Last December marked the end of a decade of Doomtree Blowouts, annual label showcases that were one of the few times in a year fans were able to see all seven Doomtree members — P.O.S., Dessa, Cecil Otter, Sims, Mike Mictlan, Lazerbeak and Paper Tiger — on stage together.
The blowouts were huge, rowdy and consistently sold-out celebrations at First Avenue, and this year, Doomtree is going even bigger.
“We knew we wanted to do something that involved other artists and other mediums … and spaces that felt [and] looked new to us,” rapper Sims said.
The Doomtree Zoo opens its gates this Saturday at CHS field in Lowertown St. Paul.
The crew is using the additional space to its full advantage, booking acts and performances that wouldn’t have worked in the previous club environment.
There will be face painting, a double-dutch team and Minneapolis’ In the Heart of the Beast theatre is creating a procession with huge puppets through the ballpark.
The festival also features musical acts that reflect the varying tastes of each Doomtree member.
“You get everything from, like, electro-pop to a cappella performances to hardcore to experimental hip-hop,” Dessa said. “So you have this really wide breadth of music.”
Local acts start off the festival. Anonymous Choir, a 13-piece female group, sings aching, lushly harmonized covers of Leonard Cohen and Neil Young tracks with spare piano arrangements.
Comedic rap and dance group Koo Koo Kangaroo stop by before embarking on their Joyful Smiles tour with MC Lars. Their song “Shake It Well,” an ode to and instruction for

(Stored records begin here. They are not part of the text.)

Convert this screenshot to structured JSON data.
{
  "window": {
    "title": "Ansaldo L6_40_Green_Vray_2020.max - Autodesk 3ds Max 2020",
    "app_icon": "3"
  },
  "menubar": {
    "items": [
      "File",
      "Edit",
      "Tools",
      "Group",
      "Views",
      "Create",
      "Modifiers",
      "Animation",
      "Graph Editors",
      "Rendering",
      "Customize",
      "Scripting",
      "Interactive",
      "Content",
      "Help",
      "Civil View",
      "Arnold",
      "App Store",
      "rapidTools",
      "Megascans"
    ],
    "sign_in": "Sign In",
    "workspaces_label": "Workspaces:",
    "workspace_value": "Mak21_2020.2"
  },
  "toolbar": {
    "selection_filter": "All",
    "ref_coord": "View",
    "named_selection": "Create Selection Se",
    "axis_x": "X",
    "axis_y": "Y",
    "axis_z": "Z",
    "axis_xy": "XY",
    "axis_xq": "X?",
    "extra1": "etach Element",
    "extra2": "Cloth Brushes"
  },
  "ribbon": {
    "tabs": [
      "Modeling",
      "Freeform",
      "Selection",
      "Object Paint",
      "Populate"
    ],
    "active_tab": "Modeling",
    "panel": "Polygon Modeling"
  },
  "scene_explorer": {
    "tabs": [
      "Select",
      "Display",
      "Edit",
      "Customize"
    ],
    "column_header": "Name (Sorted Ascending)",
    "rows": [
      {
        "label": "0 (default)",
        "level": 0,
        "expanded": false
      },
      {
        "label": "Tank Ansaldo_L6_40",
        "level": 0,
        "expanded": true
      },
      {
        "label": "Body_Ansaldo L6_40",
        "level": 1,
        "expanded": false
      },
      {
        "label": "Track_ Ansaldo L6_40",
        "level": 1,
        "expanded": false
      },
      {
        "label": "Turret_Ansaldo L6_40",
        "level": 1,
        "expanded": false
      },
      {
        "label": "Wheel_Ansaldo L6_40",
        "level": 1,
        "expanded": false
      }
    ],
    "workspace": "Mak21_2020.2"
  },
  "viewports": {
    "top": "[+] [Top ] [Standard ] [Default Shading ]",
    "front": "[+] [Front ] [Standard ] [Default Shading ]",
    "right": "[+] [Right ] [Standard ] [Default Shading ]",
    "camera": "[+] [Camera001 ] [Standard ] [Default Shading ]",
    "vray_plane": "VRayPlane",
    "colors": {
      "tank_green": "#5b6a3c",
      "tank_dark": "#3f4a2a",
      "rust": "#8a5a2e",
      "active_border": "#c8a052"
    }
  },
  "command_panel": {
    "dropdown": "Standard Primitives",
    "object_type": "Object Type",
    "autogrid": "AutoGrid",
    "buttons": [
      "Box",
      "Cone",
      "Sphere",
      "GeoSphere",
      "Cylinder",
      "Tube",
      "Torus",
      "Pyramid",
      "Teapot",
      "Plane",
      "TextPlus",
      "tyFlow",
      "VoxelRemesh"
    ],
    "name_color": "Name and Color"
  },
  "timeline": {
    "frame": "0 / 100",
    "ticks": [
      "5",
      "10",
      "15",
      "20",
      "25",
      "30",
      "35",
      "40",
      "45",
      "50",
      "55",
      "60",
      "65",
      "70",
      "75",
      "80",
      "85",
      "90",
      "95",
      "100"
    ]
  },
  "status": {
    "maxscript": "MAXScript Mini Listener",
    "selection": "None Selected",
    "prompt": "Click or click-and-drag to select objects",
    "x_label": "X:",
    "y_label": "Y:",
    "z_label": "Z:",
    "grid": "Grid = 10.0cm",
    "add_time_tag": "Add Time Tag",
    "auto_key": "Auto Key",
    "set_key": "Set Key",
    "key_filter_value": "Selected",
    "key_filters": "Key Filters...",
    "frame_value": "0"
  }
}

shaking juice beverages before drinking, features a guest verse from Doomtree rapper P.O.S.
Although Koo Koo Kangaroo are kid-friendly — children under 8 years old get into the festival free — the duo are not specifically for children; last year the duo opened for folk singer-songwriter Frank Turner.
Minneapolis electro-pop artist Aby Wolf returns home from a recent string of European shows. Wolf lays warm vocal tracks over spacey soundscapes, writing chilling tracks that are intimate yet evoke a sense of loneliness.
Later, the lineup shifts to a hip-hop focus, with Chicago rapper Serengeti performing as his character Kenny Dennis followed by LA-based rapper Open Mike Eagle. The lineup changes gears once more with Seattle’s heady and experimental hip-hop duo Shabazz Palaces before going completely off the rails with Californian hardcore punk band Trash Talk.
“People should let their kids stay for Trash Talk,” rapper P.O.S. said.
Critical darling and Doomtree favorite Aesop Rock is the penultimate performance of the night.
“He’s one of the most innovative voices in rap music, period,” Sims said.
Festival namesake Doomtree will finish the night with intensity.
“If you haven’t seen a Doomtree set, it really is a force to be reckoned with, man,” Dessa said. “You can tell that we’ve been working together and sharing stages and hotel beds and spare ribs for more than ten years. It’s an explosive event.”